━━━ INPUT DATA ━━━
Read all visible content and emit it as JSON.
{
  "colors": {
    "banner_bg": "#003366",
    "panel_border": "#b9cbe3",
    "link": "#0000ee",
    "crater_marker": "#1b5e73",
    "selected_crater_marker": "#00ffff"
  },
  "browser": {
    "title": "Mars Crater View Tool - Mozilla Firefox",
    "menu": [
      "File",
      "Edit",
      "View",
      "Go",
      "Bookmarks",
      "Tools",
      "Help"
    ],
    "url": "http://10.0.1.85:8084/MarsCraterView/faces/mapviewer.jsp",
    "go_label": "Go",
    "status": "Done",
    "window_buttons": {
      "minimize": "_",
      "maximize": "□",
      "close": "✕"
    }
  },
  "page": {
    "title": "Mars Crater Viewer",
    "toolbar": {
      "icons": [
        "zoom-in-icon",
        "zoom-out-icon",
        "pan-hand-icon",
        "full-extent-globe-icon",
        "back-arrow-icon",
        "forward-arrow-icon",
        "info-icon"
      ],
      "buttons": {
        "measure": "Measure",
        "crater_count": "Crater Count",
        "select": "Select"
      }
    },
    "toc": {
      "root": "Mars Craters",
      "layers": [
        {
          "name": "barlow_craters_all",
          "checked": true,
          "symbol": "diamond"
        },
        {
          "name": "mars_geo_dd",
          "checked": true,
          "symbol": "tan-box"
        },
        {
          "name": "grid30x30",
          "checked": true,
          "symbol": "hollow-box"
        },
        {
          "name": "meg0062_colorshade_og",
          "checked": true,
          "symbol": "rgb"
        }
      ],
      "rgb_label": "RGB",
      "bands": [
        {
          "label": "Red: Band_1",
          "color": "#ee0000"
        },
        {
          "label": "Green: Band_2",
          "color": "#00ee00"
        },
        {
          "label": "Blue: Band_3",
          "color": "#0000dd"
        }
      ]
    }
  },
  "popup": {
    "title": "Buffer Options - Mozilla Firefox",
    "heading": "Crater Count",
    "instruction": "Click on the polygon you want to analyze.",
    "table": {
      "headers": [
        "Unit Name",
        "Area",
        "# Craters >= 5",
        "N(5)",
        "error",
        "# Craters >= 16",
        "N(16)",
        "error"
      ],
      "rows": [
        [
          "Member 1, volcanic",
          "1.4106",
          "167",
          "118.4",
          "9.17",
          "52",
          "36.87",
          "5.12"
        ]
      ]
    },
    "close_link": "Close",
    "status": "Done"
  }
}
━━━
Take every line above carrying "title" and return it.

**SOLUTION TO THIS EXERCISE:**
    "title": "Mars Crater View Tool - Mozilla Firefox",
    "title": "Mars Crater Viewer",
    "title": "Buffer Options - Mozilla Firefox",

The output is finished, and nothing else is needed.